By Emily Moskal | SPACE.com
By using the Hüttenberg Formation, which formed between a billion and half a billion years ago, to study the time between Earth’s change from an anoxic environment (i.e. one lacking oxygen) to a more hospitable environment that heralded the animal kingdom, a team of researchers led by Dr. Huan Cui of the NASA Astrobiology Institute at the University of Wisconsin–Madison discovered a sustained, high level of carbon. This influx of carbon, coupled with changes in other elements, indicates how changing levels of oceanic oxygen may have lent a helping hand to early animal evolution.
The study, published in the journal Precambrian Research, paired new oxygen, sulfur, and strontium isotope data, with carbon isotope data published in 2009, obtained from drill core samples from the Hüttenberg Formation.
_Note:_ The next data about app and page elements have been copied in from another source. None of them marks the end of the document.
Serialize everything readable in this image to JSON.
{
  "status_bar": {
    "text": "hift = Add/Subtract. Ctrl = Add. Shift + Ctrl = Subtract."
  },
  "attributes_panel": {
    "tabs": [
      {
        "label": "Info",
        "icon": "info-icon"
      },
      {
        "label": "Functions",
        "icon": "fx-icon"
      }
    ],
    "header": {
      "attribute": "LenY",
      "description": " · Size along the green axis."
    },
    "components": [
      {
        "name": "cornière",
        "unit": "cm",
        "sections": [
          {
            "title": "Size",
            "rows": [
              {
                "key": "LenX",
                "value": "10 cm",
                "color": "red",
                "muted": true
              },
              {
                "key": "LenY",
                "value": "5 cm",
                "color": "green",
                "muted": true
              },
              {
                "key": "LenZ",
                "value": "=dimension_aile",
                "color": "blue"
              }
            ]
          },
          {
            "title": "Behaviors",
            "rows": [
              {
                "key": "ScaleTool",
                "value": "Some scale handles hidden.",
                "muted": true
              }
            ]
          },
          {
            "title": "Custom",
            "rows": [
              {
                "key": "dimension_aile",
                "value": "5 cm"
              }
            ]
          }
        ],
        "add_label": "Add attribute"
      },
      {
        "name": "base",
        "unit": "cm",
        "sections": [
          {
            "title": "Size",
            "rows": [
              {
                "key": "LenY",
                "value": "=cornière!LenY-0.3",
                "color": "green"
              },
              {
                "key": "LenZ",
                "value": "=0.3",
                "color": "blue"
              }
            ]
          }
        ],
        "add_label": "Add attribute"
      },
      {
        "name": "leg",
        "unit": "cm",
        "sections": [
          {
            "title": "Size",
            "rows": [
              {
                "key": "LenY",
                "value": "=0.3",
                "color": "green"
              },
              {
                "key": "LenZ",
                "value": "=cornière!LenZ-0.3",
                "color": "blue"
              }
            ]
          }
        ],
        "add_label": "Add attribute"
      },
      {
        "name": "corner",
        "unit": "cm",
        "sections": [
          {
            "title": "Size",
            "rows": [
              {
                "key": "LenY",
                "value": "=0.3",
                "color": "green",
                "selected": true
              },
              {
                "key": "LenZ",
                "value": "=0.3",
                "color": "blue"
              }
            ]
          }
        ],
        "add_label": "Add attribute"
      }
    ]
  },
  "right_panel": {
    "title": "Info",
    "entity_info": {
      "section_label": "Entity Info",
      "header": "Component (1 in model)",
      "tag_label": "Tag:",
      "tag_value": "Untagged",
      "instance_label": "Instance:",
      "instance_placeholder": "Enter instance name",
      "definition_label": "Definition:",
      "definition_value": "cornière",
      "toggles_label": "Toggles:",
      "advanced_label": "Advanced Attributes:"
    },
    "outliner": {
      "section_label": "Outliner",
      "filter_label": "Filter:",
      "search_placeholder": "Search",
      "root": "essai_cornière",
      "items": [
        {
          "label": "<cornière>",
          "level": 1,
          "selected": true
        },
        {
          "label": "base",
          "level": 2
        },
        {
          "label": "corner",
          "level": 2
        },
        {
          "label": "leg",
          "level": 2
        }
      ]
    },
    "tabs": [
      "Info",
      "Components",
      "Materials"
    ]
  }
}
Together, the data provides further evidence that Earth’s oxygen increased in a stepwise fashion, as opposed to being constrained to two major events capping the Proterozoic (a geological epoch that lasted between 2.5 billion and 541 million years ago). The resulting pattern of changing redox reactions (i.e. reactions involving oxygenation and reduction via the exchange of electrons) was named the Hüttenberg Anomaly, after the rock formation in which it was found. [Photos: Ancient Mars Lake Could Have Supported Life]
The University of Maryland’s Dr. Alan J. Kaufman, who is the second author of the study and the lead author of the 2009 carbon isotope study, says that the paired data „suggest that the rise of oxygen was oscillatory through this 50- to 75-million year interval associated with the Hüttenberg Anomaly and the Neoproterozoic Oxidation Event or NOE at the end of the Proterozoic.“